Task directions >> Every line in the records below that holds "page" must be identified and copied.

*-*-*

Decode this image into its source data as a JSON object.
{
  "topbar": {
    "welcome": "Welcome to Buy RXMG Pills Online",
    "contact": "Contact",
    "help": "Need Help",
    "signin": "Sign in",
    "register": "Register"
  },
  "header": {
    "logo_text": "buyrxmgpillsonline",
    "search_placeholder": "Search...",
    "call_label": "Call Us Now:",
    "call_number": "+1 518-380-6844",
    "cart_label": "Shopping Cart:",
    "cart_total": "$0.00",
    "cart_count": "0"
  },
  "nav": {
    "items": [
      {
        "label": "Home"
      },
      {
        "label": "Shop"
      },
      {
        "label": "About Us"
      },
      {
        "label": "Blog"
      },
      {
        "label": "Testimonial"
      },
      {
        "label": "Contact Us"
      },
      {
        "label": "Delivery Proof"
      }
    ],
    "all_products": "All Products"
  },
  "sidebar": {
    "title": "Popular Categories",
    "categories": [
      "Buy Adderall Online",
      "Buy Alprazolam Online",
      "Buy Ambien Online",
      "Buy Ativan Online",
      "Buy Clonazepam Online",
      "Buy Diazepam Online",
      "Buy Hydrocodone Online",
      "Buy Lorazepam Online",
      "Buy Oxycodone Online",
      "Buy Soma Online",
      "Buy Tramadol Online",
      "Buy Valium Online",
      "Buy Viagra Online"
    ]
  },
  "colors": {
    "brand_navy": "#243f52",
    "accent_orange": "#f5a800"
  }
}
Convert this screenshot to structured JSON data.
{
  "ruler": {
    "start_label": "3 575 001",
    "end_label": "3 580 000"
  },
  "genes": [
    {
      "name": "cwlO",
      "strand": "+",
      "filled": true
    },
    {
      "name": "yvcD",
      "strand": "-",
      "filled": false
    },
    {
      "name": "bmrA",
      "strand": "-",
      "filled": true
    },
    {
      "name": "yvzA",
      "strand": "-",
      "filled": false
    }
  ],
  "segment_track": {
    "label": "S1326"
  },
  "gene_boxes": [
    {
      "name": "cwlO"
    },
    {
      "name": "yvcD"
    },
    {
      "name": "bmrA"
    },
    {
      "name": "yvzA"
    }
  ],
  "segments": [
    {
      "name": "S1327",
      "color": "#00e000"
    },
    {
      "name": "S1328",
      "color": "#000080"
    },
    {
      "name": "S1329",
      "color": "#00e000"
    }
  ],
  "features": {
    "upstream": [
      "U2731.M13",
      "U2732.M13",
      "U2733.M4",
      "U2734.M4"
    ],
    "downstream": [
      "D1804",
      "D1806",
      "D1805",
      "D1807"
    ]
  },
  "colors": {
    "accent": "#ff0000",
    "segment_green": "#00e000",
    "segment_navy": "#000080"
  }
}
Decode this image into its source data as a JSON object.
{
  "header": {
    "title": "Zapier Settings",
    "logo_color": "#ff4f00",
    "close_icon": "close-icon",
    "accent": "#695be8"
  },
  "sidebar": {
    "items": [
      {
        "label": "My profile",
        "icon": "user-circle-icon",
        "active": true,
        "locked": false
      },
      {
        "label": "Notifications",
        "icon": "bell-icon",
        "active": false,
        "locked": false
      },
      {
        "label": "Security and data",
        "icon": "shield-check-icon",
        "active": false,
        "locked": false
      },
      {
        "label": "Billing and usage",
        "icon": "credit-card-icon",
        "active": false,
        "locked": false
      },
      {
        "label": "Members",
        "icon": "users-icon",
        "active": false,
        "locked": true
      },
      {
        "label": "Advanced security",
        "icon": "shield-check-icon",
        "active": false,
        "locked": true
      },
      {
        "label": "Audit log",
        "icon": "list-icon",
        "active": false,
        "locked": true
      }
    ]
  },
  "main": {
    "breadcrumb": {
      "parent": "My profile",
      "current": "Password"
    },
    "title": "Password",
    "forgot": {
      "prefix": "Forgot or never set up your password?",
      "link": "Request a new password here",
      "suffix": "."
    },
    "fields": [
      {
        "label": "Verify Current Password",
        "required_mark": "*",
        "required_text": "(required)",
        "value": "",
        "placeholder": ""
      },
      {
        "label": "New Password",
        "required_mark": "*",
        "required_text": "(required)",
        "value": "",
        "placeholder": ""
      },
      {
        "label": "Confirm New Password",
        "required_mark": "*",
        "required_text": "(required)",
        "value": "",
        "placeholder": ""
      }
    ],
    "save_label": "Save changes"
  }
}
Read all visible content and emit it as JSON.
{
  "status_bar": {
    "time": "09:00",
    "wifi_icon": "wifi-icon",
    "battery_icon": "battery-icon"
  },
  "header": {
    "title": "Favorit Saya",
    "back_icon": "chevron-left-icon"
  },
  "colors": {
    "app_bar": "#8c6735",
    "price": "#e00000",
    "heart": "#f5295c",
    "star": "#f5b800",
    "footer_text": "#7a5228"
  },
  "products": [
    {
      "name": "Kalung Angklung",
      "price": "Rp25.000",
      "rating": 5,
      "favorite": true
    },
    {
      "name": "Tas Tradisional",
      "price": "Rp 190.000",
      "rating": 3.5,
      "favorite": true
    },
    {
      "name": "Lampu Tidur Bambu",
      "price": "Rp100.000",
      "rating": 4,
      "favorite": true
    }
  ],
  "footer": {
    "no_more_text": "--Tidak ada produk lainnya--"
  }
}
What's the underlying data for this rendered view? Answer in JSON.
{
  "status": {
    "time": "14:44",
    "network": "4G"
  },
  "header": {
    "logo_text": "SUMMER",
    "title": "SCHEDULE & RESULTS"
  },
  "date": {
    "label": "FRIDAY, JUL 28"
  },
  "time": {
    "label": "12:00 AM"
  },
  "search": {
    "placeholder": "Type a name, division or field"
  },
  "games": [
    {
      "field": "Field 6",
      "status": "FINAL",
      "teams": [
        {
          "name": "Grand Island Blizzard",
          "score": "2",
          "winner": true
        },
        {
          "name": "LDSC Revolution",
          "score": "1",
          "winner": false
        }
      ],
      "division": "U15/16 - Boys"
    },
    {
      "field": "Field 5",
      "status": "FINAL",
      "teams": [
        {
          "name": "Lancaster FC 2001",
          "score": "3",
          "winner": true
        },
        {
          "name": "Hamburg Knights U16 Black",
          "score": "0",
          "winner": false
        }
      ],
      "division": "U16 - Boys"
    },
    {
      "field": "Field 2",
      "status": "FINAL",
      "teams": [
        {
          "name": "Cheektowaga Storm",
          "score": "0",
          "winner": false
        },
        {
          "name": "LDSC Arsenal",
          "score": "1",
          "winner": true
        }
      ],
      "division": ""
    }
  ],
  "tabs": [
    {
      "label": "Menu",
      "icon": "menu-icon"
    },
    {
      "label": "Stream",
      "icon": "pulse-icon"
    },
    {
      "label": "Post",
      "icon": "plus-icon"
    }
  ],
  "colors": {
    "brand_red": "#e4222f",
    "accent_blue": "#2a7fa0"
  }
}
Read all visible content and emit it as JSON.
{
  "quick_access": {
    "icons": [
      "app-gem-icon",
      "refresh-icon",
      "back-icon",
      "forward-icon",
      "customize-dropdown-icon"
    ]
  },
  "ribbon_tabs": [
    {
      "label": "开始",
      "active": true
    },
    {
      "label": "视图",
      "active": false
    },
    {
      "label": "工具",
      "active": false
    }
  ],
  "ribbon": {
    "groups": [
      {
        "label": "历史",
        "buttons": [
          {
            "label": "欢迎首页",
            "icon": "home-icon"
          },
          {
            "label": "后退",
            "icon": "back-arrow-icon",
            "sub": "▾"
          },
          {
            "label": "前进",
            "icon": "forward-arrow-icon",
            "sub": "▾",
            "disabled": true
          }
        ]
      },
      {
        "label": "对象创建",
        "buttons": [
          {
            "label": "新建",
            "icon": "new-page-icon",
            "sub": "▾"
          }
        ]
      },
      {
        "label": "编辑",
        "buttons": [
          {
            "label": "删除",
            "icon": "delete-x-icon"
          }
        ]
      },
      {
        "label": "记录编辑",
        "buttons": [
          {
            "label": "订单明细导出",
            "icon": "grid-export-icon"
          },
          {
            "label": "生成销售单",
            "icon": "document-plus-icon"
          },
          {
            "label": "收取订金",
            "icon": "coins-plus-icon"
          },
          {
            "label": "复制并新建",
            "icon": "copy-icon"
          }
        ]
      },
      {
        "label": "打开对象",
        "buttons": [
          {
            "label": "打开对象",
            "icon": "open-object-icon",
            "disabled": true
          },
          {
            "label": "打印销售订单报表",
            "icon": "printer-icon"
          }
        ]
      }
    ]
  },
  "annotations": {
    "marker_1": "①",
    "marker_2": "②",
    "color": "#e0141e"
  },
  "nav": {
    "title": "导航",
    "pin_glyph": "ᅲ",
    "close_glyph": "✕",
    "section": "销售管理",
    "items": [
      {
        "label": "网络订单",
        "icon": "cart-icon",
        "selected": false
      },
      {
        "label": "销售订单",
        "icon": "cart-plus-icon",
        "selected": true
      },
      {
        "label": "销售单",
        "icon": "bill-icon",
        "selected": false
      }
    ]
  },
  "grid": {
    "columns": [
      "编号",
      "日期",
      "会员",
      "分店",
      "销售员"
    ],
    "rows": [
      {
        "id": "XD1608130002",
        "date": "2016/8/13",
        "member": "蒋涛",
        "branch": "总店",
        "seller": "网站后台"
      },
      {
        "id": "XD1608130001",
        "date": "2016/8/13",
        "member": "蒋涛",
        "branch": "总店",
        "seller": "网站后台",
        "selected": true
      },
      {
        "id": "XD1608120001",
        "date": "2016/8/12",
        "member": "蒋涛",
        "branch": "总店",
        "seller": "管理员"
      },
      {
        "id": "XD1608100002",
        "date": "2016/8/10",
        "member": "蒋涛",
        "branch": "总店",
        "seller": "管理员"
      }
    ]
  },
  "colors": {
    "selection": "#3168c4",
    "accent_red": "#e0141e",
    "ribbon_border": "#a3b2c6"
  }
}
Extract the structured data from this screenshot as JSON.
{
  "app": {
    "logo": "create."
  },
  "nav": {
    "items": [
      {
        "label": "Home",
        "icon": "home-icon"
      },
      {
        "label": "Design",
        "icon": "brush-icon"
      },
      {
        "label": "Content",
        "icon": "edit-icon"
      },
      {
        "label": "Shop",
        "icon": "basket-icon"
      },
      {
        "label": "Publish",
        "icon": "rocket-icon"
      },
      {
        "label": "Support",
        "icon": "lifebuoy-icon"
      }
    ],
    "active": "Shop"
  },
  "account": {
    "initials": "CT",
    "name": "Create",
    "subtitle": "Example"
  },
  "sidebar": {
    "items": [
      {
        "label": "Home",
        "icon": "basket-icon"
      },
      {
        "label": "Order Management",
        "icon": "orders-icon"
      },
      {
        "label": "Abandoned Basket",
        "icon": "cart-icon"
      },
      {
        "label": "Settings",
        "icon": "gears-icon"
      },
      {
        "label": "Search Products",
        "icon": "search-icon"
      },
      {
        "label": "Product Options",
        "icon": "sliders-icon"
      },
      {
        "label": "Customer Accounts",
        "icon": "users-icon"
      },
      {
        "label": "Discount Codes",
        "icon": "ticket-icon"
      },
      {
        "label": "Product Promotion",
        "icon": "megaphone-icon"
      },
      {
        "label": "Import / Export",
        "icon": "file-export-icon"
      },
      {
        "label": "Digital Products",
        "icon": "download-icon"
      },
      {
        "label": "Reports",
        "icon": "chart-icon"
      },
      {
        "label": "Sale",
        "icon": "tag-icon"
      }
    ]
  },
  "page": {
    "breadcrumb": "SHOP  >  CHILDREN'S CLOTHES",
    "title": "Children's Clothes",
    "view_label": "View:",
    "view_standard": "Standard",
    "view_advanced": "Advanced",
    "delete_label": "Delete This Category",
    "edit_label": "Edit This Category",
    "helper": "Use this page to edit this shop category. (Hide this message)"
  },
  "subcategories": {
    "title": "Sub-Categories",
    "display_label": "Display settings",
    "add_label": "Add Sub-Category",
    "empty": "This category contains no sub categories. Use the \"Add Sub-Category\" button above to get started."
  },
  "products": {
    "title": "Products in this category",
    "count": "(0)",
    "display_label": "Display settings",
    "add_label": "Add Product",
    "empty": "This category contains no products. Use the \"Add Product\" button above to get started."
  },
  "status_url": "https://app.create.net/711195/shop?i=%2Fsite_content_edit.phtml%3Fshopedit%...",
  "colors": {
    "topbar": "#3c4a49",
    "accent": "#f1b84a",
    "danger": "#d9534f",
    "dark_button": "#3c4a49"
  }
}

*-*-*

Result >>
            "icon": "new-page-icon",
  "page": {
    "helper": "Use this page to edit this shop category. (Hide this message)"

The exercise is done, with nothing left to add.